Two triplets tragically drowned in their neighbor’s garden after mistaking a fish pond for a paddling pool.
The boy and girl were reportedly running across the street with the third of a kind and their older siblings while their parents were napping.
Two of the children drowned in summer in the city of Greven in the western German state of North Rhine-Westphalia.
The parents of the two-year-olds are said to have rested when they ran across the street on Thursday afternoon with the third of a kind and the older sister of the siblings.
The four children crossed the street and found the goldfish pond in the neighbor’s garden.
The children are reported to have mistaken it for a paddling pool like the one they had on their balcony.
The neighbor discovered the lifeless bodies of the siblings in the water at 4.15 p.m.
They alerted the emergency services, who arrived on site and immediately started resuscitation, but ultimately could not save the young children.
The young children, a boy and a girl, were brought to the university hospital in the nearby city of Münster in critical condition.
The boy died first, followed by his sister, the prosecutor said.
The police, who investigated the incident, found that no duty of care had been violated and described the sibling’s death as a tragic accident.
The neighbor and the family of young children are in shock and are being treated by experts, reports say.
Local media did not name the family, but described them as originally from Albania.
A relative told the German newspaper Bild: “The children were used to the water and always played in the paddling pool on the balcony.
“So they thought the pond was a pond and thought they could bathe in it. They drowned.”
According to the German network NDTVAccording to authorities, 16 people died in garden ponds, private pools, paddling pools or streams in 2017.
The country’s authorities warned that private garden ponds with security measures should be built to keep children away.

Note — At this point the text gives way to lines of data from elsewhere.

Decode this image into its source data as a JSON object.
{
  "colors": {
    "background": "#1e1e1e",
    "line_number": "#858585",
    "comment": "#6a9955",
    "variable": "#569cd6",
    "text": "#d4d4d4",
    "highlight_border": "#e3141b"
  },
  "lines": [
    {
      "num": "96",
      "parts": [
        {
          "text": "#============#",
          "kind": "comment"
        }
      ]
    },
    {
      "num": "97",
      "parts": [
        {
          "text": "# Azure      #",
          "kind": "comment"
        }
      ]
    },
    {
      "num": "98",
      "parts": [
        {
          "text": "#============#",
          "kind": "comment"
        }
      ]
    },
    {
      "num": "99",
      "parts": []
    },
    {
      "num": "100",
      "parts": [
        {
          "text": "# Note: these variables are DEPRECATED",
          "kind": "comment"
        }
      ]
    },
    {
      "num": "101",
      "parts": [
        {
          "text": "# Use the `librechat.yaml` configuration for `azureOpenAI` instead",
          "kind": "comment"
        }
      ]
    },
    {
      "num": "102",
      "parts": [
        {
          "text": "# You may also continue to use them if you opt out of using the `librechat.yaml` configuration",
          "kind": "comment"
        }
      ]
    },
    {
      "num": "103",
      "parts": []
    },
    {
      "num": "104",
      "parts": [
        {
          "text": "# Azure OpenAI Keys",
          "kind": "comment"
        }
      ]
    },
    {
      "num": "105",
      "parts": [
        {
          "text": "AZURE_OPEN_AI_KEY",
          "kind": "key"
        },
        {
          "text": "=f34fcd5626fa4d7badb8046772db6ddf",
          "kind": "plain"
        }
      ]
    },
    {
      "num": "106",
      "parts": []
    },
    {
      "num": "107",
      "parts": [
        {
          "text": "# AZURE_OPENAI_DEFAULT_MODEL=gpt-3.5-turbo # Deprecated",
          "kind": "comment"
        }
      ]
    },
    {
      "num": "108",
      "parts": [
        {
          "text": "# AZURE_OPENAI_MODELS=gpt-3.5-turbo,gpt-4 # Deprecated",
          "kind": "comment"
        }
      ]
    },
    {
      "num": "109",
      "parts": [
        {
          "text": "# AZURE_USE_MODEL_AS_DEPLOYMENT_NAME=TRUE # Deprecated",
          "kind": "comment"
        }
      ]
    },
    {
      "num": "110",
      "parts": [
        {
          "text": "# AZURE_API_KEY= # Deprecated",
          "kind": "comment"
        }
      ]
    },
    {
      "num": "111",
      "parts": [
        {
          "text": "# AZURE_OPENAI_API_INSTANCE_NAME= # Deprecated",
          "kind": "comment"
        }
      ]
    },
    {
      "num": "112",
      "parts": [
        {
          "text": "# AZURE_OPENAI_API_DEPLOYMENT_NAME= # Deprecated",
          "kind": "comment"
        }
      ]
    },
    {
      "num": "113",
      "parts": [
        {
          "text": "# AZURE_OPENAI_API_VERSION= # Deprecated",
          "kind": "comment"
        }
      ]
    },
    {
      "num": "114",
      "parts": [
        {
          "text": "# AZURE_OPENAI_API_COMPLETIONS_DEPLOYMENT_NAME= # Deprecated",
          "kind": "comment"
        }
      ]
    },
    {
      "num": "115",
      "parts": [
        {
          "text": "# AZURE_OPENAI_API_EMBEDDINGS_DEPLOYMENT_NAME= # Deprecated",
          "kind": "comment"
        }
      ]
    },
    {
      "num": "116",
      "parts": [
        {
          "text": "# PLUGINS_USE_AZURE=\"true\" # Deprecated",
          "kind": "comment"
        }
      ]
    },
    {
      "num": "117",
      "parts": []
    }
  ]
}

Gates and pond crossings recommended by officials should be secured so that children cannot get into the water.